After careful review of the company and its prospects, we have decided to rate SONDORS a “Deal to Watch”. On the good side, the company operates in a large, fast-growing, and attractive market. The electric vehicle space is appealing, as is the car-sharing market. The firm’s founder has extensive experience in the electric vehicle space through the sale of electric bikes. The firm is also letting investors know that this particular raise is for a prototype. It is not for scaling up for widespread manufacturing and distribution. While this means another raise will occur down the road, it also sets realistic expectations for those investing in it.

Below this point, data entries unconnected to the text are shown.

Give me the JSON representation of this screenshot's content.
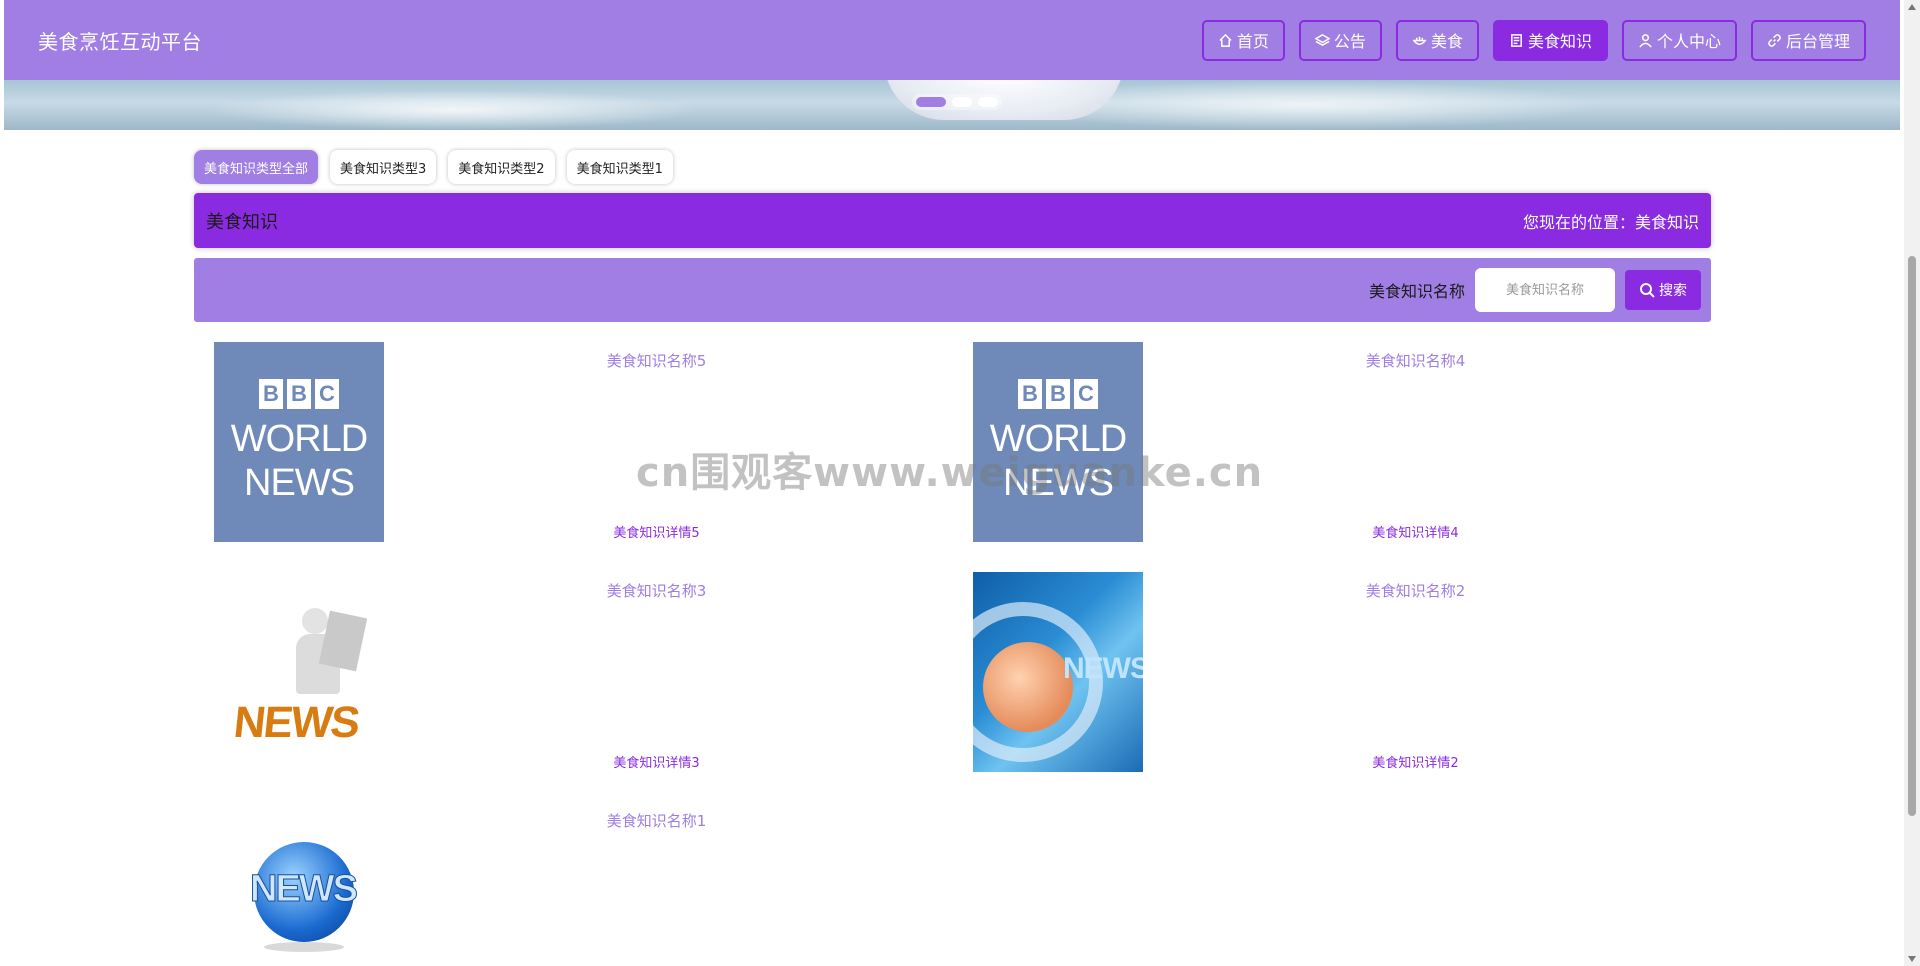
{
  "site": {
    "title": "美食烹饪互动平台"
  },
  "nav": [
    {
      "label": "首页",
      "icon": "home-icon",
      "active": false
    },
    {
      "label": "公告",
      "icon": "layers-icon",
      "active": false
    },
    {
      "label": "美食",
      "icon": "bowl-icon",
      "active": false
    },
    {
      "label": "美食知识",
      "icon": "document-icon",
      "active": true
    },
    {
      "label": "个人中心",
      "icon": "user-icon",
      "active": false
    },
    {
      "label": "后台管理",
      "icon": "link-icon",
      "active": false
    }
  ],
  "carousel": {
    "slides": 3,
    "active": 0
  },
  "tabs": [
    {
      "label": "美食知识类型全部",
      "active": true
    },
    {
      "label": "美食知识类型3",
      "active": false
    },
    {
      "label": "美食知识类型2",
      "active": false
    },
    {
      "label": "美食知识类型1",
      "active": false
    }
  ],
  "section": {
    "title": "美食知识",
    "location": "您现在的位置：美食知识"
  },
  "search": {
    "label": "美食知识名称",
    "placeholder": "美食知识名称",
    "button": "搜索"
  },
  "items": [
    {
      "name": "美食知识名称5",
      "detail": "美食知识详情5",
      "image": "bbc-world-news"
    },
    {
      "name": "美食知识名称4",
      "detail": "美食知识详情4",
      "image": "bbc-world-news"
    },
    {
      "name": "美食知识名称3",
      "detail": "美食知识详情3",
      "image": "news-figure"
    },
    {
      "name": "美食知识名称2",
      "detail": "美食知识详情2",
      "image": "news-blue"
    },
    {
      "name": "美食知识名称1",
      "detail": "",
      "image": "news-globe"
    }
  ],
  "image_text": {
    "bbc_letters": [
      "B",
      "B",
      "C"
    ],
    "bbc_line1": "WORLD",
    "bbc_line2": "NEWS",
    "news": "NEWS"
  },
  "watermark": "cn围观客www.weiguanke.cn",
  "colors": {
    "header": "#a07ee3",
    "accent": "#8a2be2",
    "link": "#a07ee3"
  }
}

This isn’t to say that everything is great though. The biggest downside is that the company is a new one and has no relationship to the electric bike firm. In short, the founder of SONDORS is using his prior success to try to justify a very high price on a new firm that has no sales history. Another downside is that this space is highly-competitive and even the big players struggle to do well. The twist on car-sharing does make this more interesting, but even that could be easily replicated by the competition. For all of these reasons, investors should be cautious. But if the firm does manage to create the prototype it’s expecting to create, and if its performance matches management’s guidance, then this gamble could pay off.
About: Daniel jones
Daniel Jones is a graduate of Case Western University with a degree in Economics. He has spent several years as an equity analyst writer for The Motley Fool where he focuses primarily on the Consumer Goods sector but also likes to dive in on interesting topics involving energy, industrials, and macroeconomics, in addition to contributing equity research to publications such as Seeking Alpha.